=== Section Start ===
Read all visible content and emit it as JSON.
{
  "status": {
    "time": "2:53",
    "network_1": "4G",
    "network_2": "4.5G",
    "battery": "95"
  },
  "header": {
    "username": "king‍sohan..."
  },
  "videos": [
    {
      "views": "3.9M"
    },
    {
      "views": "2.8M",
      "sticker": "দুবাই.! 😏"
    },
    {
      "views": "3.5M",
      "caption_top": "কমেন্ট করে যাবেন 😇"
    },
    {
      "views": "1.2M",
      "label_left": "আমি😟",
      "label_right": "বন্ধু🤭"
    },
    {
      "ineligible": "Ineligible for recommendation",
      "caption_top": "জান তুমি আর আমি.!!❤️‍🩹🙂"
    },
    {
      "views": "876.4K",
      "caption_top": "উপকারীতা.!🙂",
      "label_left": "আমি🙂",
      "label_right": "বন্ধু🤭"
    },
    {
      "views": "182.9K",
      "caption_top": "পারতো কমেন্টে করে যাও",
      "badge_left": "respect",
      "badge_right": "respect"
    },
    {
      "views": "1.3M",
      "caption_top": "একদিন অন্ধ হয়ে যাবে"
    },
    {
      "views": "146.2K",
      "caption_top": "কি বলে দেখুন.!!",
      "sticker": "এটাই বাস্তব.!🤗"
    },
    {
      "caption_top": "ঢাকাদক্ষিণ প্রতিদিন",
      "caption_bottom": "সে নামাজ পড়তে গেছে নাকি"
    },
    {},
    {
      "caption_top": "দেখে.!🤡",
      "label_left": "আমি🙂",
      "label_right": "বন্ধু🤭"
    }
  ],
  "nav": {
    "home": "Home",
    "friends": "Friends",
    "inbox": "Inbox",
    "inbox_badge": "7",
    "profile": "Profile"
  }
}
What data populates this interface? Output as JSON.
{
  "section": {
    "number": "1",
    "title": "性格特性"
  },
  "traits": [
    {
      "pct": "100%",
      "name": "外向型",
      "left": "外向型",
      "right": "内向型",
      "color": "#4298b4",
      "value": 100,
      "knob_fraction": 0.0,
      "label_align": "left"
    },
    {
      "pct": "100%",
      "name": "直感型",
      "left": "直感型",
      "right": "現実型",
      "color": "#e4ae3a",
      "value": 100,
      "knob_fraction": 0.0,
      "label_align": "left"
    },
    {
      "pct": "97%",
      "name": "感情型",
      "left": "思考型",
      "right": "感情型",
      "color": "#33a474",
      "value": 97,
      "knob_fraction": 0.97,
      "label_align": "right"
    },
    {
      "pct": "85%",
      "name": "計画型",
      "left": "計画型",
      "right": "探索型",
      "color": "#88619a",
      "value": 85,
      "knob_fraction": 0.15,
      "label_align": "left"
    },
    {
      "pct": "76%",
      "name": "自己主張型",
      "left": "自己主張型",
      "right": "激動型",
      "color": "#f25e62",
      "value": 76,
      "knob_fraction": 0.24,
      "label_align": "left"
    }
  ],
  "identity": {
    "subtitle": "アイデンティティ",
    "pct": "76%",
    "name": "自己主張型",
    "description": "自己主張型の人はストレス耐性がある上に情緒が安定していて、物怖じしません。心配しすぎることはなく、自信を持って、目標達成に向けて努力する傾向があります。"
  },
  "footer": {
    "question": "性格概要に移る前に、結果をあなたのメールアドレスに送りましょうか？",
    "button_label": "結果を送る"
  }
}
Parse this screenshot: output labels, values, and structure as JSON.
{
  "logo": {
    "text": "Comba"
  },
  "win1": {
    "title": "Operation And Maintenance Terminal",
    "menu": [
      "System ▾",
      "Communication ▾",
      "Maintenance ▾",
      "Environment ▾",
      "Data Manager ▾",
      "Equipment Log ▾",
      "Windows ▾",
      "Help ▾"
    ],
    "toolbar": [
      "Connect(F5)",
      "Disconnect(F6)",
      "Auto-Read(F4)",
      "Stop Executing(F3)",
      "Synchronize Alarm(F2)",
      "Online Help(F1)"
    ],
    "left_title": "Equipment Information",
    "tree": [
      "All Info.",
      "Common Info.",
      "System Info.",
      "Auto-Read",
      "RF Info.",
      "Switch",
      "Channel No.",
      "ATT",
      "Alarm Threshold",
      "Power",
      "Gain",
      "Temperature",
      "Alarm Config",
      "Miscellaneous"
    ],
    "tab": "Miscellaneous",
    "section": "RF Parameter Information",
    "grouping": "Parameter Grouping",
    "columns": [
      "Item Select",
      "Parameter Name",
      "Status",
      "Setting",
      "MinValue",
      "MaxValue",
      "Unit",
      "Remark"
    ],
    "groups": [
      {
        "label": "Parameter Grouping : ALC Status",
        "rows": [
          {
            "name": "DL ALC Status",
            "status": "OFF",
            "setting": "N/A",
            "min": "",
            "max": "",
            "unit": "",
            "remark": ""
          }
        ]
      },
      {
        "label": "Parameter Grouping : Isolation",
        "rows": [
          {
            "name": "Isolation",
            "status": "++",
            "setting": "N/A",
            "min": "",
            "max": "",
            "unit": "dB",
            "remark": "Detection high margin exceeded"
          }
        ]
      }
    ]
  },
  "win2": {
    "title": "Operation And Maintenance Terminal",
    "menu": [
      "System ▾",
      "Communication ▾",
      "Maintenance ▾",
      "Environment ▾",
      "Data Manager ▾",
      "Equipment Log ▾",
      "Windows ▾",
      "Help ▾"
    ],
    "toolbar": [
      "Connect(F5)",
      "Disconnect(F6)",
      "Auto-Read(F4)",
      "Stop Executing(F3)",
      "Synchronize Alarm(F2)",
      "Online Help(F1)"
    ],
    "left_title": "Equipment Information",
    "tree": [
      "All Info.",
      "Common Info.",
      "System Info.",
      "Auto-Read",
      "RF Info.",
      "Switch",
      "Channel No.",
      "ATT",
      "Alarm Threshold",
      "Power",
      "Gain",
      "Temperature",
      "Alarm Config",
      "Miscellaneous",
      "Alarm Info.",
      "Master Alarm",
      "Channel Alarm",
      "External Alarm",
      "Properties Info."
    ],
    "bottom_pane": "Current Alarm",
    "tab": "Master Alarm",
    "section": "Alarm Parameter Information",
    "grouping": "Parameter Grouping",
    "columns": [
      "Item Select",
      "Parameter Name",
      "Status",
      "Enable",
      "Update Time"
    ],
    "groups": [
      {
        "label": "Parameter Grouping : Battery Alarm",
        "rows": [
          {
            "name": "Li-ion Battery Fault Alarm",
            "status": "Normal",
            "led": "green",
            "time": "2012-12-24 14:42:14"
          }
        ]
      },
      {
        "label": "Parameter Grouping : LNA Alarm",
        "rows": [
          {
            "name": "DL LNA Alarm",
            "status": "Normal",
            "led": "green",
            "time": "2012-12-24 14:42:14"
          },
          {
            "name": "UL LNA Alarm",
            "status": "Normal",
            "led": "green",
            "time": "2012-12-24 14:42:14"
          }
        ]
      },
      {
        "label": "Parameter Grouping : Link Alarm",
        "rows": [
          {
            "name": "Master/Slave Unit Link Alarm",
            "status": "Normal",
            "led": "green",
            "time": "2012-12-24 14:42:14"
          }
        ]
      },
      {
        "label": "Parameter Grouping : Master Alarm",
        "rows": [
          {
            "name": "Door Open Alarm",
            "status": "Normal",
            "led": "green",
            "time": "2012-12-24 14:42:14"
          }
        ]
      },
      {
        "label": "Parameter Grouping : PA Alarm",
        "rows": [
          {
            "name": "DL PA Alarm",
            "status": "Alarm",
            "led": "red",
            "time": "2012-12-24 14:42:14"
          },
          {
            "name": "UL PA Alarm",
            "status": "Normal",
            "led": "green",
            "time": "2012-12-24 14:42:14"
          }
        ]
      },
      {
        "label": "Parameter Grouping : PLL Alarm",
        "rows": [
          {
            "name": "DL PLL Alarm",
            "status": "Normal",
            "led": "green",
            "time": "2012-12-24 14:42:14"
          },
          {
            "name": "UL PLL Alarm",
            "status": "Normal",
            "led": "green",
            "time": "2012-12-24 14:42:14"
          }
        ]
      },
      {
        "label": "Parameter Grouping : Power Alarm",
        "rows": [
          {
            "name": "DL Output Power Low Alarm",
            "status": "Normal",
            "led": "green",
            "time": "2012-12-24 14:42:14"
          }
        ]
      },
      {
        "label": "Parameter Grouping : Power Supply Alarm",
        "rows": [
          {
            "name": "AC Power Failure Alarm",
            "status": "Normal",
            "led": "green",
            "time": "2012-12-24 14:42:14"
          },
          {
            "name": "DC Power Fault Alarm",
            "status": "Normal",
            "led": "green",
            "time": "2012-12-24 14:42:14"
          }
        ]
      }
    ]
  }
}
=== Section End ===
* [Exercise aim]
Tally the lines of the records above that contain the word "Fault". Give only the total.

* [Response to this task]
2